Late settlement of invoices may be a nuisance to big business - but to smaller enterprises it can be a crippling or even fatal.
That was the message from a meeting at the European Parliament in Brussels where MEPs were briefed on the problem.
Anthea McIntyre, Conservative employment spokesman in the European Parliament, said: "As someone who has run a small business for twenty five years, I know only too well that larger companies can be blind to the problems of small and micro businesses, who do not have the cash resources to wait for payment or the human resources to chase late payers."
She was speaking after hearing a presentation from the Federation of Small Businesses, which is calling for a culture change across bigger companies to cut out supply-chain bullying and prioritise prompt payment.

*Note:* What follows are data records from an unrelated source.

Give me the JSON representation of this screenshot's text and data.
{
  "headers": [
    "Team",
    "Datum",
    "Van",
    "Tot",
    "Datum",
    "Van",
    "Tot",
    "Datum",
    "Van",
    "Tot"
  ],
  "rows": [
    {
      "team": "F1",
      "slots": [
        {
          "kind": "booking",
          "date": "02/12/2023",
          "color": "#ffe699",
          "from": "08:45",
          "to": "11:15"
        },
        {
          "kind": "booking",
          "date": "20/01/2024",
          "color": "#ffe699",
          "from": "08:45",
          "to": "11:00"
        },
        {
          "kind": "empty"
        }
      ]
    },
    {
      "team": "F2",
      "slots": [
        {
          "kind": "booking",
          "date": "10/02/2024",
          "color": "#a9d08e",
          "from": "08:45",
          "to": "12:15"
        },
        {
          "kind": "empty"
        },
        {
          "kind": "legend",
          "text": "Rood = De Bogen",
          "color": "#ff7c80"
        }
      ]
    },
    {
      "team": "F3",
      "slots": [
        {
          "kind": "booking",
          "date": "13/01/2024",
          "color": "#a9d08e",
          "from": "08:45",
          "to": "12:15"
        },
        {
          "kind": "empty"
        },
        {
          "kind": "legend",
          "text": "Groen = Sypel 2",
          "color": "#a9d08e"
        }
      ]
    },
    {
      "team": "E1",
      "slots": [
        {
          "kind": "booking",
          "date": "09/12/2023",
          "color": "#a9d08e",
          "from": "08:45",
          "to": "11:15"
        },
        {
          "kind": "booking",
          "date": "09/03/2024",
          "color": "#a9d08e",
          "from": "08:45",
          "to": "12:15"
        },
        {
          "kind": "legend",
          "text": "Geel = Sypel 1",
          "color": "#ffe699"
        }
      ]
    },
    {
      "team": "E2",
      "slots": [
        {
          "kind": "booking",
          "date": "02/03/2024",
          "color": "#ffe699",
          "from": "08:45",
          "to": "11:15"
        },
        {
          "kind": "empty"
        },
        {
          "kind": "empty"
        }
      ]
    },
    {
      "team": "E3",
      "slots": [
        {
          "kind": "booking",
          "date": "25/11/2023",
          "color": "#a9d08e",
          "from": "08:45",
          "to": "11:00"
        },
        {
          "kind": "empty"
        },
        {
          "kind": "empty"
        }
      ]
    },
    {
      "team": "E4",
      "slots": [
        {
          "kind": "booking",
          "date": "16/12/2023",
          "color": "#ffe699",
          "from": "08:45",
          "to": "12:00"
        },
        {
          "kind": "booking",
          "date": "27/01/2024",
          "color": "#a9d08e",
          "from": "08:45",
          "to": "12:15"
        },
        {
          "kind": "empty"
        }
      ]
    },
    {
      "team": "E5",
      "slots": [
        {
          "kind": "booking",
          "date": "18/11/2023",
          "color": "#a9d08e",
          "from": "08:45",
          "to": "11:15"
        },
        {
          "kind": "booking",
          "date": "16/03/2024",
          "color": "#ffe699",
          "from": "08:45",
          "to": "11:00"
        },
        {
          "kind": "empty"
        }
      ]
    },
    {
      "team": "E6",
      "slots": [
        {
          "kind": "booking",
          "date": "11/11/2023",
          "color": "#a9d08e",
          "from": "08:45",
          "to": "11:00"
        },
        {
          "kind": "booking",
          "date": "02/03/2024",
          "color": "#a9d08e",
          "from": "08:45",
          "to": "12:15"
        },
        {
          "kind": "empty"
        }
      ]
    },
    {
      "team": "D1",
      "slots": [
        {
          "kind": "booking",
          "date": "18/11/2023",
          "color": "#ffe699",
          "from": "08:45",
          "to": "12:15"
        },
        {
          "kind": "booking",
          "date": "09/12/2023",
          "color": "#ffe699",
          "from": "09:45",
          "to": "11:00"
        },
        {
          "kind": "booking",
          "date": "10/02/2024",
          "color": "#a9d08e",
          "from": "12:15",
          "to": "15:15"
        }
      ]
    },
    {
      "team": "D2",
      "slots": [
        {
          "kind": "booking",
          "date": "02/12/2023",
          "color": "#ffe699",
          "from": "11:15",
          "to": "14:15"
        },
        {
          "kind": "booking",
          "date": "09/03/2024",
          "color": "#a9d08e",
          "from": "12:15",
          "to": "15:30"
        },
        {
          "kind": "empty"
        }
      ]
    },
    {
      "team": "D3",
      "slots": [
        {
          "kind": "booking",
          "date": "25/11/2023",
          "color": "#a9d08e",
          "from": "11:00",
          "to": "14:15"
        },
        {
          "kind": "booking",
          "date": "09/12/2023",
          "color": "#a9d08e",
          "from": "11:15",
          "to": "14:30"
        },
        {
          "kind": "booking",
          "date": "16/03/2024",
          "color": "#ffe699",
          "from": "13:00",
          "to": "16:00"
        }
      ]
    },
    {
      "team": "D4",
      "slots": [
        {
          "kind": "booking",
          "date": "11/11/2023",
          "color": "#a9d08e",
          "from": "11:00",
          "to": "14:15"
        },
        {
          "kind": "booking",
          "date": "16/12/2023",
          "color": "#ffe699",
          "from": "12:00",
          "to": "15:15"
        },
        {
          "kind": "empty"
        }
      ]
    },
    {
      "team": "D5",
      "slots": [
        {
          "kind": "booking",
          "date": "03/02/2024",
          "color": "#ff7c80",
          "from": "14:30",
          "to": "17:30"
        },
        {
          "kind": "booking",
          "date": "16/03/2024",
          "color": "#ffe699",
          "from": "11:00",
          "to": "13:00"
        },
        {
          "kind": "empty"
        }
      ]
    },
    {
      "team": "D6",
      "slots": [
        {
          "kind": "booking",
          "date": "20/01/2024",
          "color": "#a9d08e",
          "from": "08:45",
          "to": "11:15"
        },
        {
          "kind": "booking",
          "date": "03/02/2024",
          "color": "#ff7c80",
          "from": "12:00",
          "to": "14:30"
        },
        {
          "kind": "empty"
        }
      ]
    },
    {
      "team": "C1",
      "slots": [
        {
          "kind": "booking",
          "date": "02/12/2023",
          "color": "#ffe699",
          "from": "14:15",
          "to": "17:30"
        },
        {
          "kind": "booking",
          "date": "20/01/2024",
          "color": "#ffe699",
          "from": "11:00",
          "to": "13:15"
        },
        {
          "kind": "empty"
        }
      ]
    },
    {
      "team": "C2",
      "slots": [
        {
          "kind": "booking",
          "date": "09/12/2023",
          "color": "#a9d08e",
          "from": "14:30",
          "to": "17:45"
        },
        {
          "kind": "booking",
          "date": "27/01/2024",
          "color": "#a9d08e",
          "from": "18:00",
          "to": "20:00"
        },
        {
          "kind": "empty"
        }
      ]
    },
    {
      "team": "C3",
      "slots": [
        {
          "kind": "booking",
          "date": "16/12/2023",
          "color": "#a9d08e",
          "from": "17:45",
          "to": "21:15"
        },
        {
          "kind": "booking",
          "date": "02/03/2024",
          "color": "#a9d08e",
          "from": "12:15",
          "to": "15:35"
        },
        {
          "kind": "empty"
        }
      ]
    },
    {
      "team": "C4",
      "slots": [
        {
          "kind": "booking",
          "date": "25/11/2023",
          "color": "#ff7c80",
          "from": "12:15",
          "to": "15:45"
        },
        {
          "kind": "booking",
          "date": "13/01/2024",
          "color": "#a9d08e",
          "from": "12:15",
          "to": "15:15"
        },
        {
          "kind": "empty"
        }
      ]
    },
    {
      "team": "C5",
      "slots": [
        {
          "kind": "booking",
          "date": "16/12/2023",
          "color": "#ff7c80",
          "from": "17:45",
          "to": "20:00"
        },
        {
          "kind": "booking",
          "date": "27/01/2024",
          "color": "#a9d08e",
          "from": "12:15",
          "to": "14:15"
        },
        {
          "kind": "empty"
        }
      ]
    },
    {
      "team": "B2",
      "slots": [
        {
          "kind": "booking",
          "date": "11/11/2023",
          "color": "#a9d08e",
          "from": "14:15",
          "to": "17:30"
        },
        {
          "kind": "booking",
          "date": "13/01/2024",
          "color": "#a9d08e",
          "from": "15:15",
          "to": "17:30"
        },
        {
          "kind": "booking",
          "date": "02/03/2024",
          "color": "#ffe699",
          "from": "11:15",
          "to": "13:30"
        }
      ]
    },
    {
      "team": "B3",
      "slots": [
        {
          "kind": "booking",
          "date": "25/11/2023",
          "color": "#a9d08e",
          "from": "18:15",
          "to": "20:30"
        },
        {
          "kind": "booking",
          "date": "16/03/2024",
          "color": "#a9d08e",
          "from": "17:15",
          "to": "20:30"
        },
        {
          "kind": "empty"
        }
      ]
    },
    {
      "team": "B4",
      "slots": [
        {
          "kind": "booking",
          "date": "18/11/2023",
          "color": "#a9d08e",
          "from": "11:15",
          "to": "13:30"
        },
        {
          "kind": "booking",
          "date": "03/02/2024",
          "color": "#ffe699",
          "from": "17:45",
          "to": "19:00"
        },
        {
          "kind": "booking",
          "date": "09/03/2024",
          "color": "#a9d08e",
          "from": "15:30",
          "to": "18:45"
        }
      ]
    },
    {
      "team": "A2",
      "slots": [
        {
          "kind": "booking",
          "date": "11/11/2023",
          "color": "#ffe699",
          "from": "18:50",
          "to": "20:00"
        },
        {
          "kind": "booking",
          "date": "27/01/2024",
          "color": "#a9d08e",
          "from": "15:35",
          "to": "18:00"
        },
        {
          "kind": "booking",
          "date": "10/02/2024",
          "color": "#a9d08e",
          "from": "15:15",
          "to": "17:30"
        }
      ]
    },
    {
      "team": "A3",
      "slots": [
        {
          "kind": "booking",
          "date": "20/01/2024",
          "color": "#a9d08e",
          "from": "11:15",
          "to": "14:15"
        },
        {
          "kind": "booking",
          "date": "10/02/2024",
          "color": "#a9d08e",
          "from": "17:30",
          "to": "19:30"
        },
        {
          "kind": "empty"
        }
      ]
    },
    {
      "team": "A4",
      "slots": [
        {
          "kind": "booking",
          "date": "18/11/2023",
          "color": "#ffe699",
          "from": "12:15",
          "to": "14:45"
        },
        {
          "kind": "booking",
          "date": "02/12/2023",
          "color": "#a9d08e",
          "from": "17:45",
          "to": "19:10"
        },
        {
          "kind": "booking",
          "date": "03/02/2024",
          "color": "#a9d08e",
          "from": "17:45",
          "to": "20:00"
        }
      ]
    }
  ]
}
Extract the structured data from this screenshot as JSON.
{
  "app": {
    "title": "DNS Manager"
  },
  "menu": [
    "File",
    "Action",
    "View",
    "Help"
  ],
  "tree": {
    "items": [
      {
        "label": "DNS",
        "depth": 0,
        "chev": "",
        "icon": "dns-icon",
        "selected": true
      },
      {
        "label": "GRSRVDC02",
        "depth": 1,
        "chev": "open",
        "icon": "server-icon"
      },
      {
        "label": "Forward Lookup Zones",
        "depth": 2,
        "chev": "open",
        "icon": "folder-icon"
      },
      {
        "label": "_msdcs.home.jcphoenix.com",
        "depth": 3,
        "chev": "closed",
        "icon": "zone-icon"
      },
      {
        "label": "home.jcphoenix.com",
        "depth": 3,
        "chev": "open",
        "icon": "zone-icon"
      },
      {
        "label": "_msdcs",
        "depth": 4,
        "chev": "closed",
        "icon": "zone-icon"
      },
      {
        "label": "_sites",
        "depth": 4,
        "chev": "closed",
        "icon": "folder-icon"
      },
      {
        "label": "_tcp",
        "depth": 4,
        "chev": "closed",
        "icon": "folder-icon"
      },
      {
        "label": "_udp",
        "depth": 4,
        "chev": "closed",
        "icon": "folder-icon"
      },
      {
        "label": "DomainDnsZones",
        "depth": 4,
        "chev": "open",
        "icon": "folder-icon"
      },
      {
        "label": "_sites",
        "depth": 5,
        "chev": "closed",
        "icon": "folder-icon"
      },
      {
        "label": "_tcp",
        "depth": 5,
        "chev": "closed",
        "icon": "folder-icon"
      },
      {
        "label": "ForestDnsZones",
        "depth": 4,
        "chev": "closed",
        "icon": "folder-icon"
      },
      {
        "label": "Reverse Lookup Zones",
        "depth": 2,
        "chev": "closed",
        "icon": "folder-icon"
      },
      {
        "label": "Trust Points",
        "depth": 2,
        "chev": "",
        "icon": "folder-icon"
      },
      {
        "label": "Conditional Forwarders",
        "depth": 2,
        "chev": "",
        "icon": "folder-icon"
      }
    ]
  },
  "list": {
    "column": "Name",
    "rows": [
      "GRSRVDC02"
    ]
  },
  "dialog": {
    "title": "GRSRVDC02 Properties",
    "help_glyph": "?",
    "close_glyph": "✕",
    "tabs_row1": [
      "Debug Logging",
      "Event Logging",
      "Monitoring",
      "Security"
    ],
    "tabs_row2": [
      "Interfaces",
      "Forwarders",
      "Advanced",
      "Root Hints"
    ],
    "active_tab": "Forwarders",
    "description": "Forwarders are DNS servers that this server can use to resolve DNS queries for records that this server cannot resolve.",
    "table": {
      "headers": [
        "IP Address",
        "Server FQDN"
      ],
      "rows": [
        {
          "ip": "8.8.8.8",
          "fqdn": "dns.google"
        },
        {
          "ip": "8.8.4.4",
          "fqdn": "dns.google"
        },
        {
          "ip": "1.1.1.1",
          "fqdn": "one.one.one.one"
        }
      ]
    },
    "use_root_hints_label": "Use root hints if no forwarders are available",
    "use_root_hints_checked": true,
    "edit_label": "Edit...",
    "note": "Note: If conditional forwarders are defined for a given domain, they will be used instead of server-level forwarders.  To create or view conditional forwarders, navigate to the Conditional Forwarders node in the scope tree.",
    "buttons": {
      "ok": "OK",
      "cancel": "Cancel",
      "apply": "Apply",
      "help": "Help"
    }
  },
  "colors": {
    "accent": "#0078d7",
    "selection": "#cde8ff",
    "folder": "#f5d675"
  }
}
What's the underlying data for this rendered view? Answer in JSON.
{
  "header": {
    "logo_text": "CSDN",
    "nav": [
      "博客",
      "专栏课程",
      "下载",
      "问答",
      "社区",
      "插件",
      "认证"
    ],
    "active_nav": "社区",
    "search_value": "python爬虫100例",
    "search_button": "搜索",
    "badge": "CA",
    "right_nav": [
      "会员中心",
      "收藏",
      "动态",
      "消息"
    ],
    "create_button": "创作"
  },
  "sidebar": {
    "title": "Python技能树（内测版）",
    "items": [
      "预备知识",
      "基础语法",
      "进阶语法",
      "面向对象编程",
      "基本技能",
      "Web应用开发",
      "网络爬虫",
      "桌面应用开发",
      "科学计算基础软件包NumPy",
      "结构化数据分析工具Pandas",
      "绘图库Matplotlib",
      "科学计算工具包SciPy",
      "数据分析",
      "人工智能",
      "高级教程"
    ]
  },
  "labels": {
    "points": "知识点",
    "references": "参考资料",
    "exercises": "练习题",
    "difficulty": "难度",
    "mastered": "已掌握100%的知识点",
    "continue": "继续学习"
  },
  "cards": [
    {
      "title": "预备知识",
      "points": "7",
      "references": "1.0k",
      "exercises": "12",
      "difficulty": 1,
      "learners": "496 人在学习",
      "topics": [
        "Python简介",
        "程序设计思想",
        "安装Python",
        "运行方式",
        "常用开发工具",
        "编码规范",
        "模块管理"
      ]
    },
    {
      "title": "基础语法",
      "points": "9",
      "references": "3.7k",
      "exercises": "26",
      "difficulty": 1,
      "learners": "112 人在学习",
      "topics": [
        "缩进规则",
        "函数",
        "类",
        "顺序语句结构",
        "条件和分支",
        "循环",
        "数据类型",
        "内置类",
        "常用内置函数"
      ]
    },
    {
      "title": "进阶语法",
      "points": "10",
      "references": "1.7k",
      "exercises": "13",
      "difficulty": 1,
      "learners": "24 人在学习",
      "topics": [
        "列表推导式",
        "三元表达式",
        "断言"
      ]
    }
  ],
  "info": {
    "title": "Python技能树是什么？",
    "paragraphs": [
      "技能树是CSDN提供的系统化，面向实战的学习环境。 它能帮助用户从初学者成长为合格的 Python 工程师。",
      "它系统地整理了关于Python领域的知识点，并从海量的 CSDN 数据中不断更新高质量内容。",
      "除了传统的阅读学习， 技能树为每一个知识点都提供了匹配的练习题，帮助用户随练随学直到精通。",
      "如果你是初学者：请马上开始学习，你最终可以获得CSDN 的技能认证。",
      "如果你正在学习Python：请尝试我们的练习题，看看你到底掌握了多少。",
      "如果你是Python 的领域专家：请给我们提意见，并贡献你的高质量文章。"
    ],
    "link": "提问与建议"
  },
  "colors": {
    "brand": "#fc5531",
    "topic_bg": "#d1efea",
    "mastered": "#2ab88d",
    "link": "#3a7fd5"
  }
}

The Federation is proposing a range of measures to address the issue, including a requirement for all FTSE 350 companies to sign up to a Prompt Payment Code and greater powers for the Small Business Commission to challenge culprits.
Miss McIntyre, Conservative MEP for the West Midlands, said:
"We have to realise that in many small businesses the managing director is also the accounts manager, HR manager, health and safety officer and credit controller.
"The real working week is spent finding new customers and delivering goods and services. The admin - including checking who has settled their invoice - has to wait until evenings and weekends."
"The impact of late payment can be absolutely crippling - in terms of both money and time wasted in chasing payment. In the worst cases such cash flow problems can spell the end for a small or fledgling company.
"Bigger concerns need to step up and make sure they look after their smaller suppliers instead of driving them to despair by dawdling over payment."